Don’t cry if you can’t fly: American on no-fly list gets stuck in Mid-East

Reuters/Ismail Zetouni
An American citizen of Somali descent is stuck in Bahrain after the US government placed him on a no-fly list - something civil rights group say violates his civil rights.

He’s had to stay in the Gulf Kingdom for the last two weeks after the U.S. government said he was a suspected terrorist.

According to Associated Press, it was 20 year-old Ali Ahmed’s first trip outside the US since he arrived in America, aged 7, fleeing Somalia’s Civil War.

Ahmed first went on a pilgrimage to Mecca, Saudi Arabia, before flying to Kenya to meet his father whom he had not seen in 14 years, and to meet his fiancé for an arranged marriage.

It was in Kenya that a government official notified Ahmed that he had been put on the no-fly list. Officials told him that again in Bahrain, where he contacted the U.S. embassy.

The case drew much needed attention, with the help of a Californian Civil Rights group, the Council of American-Islamic Relations. A fortnight ago, Ali Ahmed was refused entry into Kenya and then flown to Bahrain.

The Civil Rights advocates have sent a letter to Hillary Clinton asking her to intervene in the case, arguing that being an American citizen, Ahmed should be allowed fly back and resolve this situation. The failure to do so, the group argues, would violate due process rights.

The No Fly List was created by the George W. Bush administration following the 9/11 terror attacks.  It is managed by the US Terrorist Screening Center and is a list of people who are restricted from boarding a commercial aircraft flying in or out of the United States.

Ahmed seems to have no idea why his name is associated with terrorism and illegal activity. As AP notes, the FBI claims that for someone to make it on a no-fly list, that person must fall under certain criteria in accordance with existing legislation and the agency’s policies to protect privacy rights and civil liberties.

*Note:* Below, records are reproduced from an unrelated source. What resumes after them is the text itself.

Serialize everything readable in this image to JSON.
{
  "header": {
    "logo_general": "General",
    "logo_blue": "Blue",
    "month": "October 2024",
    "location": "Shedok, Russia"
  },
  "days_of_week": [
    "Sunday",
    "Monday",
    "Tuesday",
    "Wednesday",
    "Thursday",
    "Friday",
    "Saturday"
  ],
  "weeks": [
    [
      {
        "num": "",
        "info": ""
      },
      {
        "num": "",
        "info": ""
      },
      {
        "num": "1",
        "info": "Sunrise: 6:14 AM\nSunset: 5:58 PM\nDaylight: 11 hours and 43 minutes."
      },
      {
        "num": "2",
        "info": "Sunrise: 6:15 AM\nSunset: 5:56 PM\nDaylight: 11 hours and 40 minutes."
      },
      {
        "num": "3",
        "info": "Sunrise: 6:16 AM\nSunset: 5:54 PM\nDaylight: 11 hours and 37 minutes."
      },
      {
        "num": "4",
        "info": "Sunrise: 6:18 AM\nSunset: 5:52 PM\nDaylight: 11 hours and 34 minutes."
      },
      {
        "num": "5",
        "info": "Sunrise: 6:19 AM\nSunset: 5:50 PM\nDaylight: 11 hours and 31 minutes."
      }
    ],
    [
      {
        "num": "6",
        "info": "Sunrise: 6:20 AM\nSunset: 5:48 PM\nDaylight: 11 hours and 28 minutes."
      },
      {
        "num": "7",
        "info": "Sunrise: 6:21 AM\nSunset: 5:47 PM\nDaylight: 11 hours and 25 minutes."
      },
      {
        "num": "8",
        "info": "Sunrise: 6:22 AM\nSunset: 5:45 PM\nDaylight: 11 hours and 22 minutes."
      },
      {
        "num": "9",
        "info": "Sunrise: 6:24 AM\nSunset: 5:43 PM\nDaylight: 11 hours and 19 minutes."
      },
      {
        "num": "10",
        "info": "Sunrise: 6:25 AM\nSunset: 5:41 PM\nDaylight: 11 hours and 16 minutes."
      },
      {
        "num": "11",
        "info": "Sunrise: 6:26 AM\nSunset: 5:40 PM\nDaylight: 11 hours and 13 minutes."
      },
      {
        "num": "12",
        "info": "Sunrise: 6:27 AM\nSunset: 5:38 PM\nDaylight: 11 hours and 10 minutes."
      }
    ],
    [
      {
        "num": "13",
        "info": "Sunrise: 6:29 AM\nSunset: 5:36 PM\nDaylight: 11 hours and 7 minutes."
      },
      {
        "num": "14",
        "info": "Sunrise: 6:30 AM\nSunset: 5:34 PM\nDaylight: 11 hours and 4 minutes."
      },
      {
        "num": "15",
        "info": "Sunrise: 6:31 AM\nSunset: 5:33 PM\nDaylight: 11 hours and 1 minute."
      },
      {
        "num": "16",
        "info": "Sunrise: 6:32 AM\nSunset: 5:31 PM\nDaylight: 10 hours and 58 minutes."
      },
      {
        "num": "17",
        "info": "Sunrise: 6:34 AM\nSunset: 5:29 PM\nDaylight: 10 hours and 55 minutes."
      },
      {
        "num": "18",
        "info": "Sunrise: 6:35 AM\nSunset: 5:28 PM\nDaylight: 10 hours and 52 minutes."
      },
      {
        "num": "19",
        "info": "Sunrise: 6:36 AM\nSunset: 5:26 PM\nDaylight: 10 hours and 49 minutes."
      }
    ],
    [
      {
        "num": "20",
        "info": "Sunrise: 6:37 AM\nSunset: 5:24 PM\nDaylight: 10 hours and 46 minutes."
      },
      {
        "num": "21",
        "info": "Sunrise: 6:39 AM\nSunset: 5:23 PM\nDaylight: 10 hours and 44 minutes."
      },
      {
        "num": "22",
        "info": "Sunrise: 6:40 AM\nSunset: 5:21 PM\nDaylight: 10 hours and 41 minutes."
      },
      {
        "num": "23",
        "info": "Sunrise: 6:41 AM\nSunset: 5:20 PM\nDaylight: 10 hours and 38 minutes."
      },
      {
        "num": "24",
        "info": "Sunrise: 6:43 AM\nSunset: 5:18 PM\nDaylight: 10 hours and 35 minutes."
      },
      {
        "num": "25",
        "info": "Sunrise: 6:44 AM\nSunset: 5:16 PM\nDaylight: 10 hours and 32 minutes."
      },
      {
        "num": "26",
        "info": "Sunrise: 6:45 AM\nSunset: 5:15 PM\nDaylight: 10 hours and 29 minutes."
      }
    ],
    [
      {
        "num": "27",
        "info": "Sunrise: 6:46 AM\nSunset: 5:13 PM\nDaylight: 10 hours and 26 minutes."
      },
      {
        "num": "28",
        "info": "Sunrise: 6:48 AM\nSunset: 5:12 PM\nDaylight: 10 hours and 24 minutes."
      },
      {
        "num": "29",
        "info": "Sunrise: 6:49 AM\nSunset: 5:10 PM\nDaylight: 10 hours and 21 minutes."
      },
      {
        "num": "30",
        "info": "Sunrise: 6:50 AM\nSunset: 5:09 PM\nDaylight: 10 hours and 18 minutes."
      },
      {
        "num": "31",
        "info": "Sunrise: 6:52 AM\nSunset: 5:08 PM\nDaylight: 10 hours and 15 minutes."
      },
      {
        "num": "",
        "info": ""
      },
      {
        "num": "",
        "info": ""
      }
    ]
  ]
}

At this point, no one knows what those criteria are but the bureau is doing its best to avoid giving terrorists clues for avoiding detection, according to Ahmed.

According to the FBI, the U.S. Privacy Act does not allow the disclosure of the names on the no-fly register. Neither can it deny or confirm whether an individual is on the roll.

Ahmed said he has been talking to U.S. lawyers to see what action he can take to clear his name.